*** Supplied entries

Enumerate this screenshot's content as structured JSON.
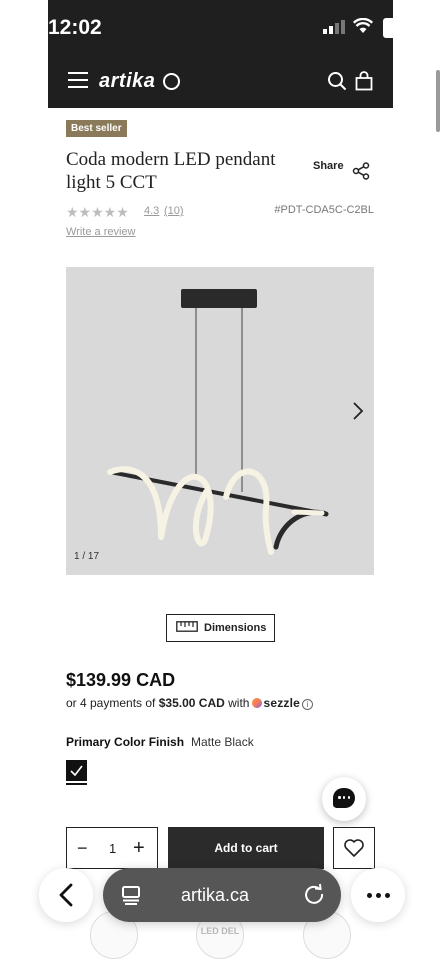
{
  "status_bar": {
    "time": "12:02"
  },
  "nav": {
    "logo": "artika"
  },
  "product": {
    "badge": "Best seller",
    "title": "Coda modern LED pendant light 5 CCT",
    "share_label": "Share",
    "rating_stars": "★★★★★",
    "rating": "4.3",
    "review_count": "(10)",
    "sku": "#PDT-CDA5C-C2BL",
    "write_review": "Write a review",
    "image_counter": "1 / 17",
    "dimensions_label": "Dimensions",
    "price": "$139.99 CAD",
    "installments_prefix": "or 4 payments of",
    "installment_amount": "$35.00 CAD",
    "installments_with": "with",
    "sezzle": "sezzle",
    "finish_label": "Primary Color Finish",
    "finish_value": "Matte Black",
    "quantity": "1",
    "add_to_cart": "Add to cart"
  },
  "thumbnails": [
    {
      "label": ""
    },
    {
      "label": "LED DEL"
    },
    {
      "label": ""
    }
  ],
  "browser": {
    "url": "artika.ca"
  },
  "colors": {
    "nav_bg": "#1f1f1f",
    "badge_bg": "#8a7a5a",
    "add_to_cart_bg": "#2b2b2b",
    "url_bar_bg": "#565656"
  }
}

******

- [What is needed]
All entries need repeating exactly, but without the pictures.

- [Solved problem]
Enumerate this screenshot's content as structured JSON.
{
  "status_bar": {
    "time": "12:02"
  },
  "nav": {
    "logo": "artika"
  },
  "product": {
    "badge": "Best seller",
    "title": "Coda modern LED pendant light 5 CCT",
    "share_label": "Share",
    "rating_stars": "★★★★★",
    "rating": "4.3",
    "review_count": "(10)",
    "sku": "#PDT-CDA5C-C2BL",
    "write_review": "Write a review",
    "image_counter": "1 / 17",
    "dimensions_label": "Dimensions",
    "price": "$139.99 CAD",
    "installments_prefix": "or 4 payments of",
    "installment_amount": "$35.00 CAD",
    "installments_with": "with",
    "sezzle": "sezzle",
    "finish_label": "Primary Color Finish",
    "finish_value": "Matte Black",
    "quantity": "1",
    "add_to_cart": "Add to cart"
  },
  "thumbnails": [
    {
      "label": ""
    },
    {
      "label": "LED DEL"
    },
    {
      "label": ""
    }
  ],
  "browser": {
    "url": "artika.ca"
  },
  "colors": {
    "nav_bg": "#1f1f1f",
    "badge_bg": "#8a7a5a",
    "add_to_cart_bg": "#2b2b2b",
    "url_bar_bg": "#565656"
  }
}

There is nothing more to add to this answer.